We would define these “others” as bystanders: her peers made the situation worse by continuing to spread the rumors, continuing to hurt and isolate the victim of the attack even further.
What could those “others” have done to become Upstanders in this scenario? What choices would have moved them from being a bystander to becoming an Upstander?
Here are some of our ideas:
- They could have decided that the rumors would stop with them and then decided to not post any further about it.
- They could have checked in with the victim to see how she was feeling and communicated that they were supporting them.
- They could have stood up for the person and discouraged others to join in with the ‘haters’.
- They could have told a trusted adult about the situation to get more support on the best ways to handle what was happening.
The difference between being an Upstander in person and an Upstander online is not that different at all. Both involve being aware of the bullying behavior and having the courage to stand up and speak up on the victim’s behalf with the empathy to protect and support the person being hurt. An Upstander is a compassionate leader that takes action once they have witnessed an injustice in person or virtually.

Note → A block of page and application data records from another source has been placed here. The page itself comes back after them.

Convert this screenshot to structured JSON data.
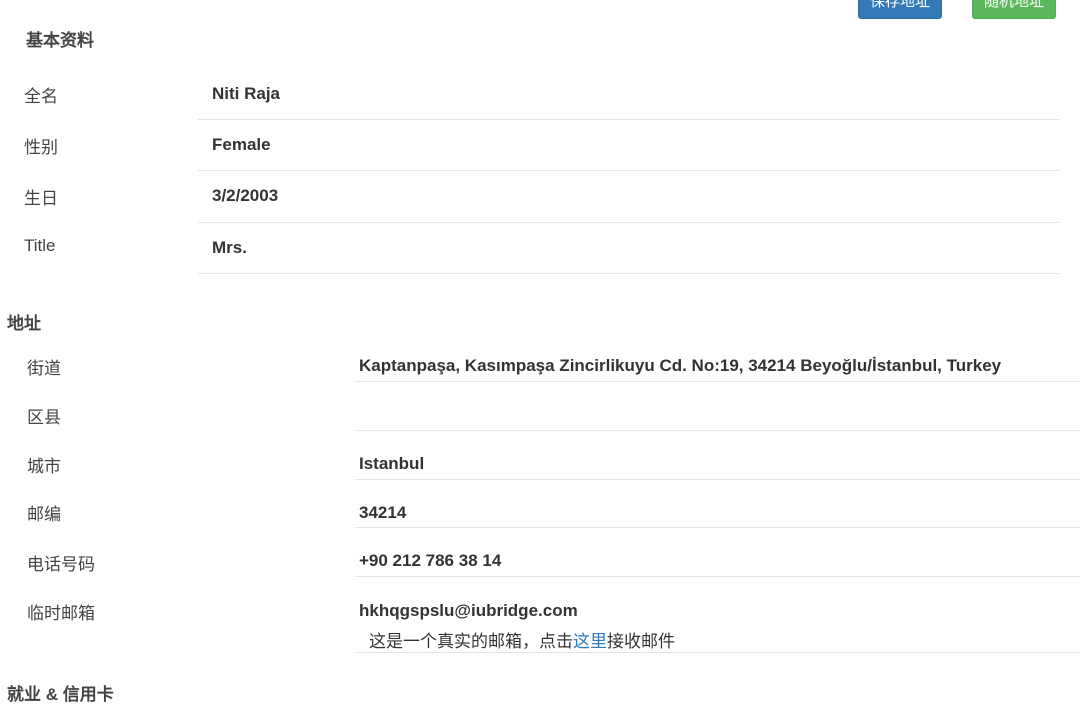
{
  "toolbar": {
    "save_label": "保存地址",
    "random_label": "随机地址"
  },
  "basic": {
    "title": "基本资料",
    "rows": [
      {
        "label": "全名",
        "value": "Niti Raja"
      },
      {
        "label": "性别",
        "value": "Female"
      },
      {
        "label": "生日",
        "value": "3/2/2003"
      },
      {
        "label": "Title",
        "value": "Mrs."
      }
    ]
  },
  "address": {
    "title": "地址",
    "rows": [
      {
        "label": "街道",
        "value": "Kaptanpaşa, Kasımpaşa Zincirlikuyu Cd. No:19, 34214 Beyoğlu/İstanbul, Turkey"
      },
      {
        "label": "区县",
        "value": ""
      },
      {
        "label": "城市",
        "value": "Istanbul"
      },
      {
        "label": "邮编",
        "value": "34214"
      },
      {
        "label": "电话号码",
        "value": "+90 212 786 38 14"
      },
      {
        "label": "临时邮箱",
        "value": "hkhqgspslu@iubridge.com"
      }
    ],
    "email_note": {
      "prefix": "这是一个真实的邮箱，点击",
      "link": "这里",
      "suffix": "接收邮件"
    }
  },
  "employment": {
    "title": "就业 & 信用卡"
  },
  "colors": {
    "primary": "#337ab7",
    "success": "#5cb85c",
    "link": "#337ab7"
  }
}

Being an Upstander online might not be common, but it can be. How can your help your students see the Upstander light online?
Bonus: check out this piece on digital citizenship for our preventative interventation approach to cyber-bullying.
“What an Upstander Online Looks Like”, The Leadership Program, Inc. 2016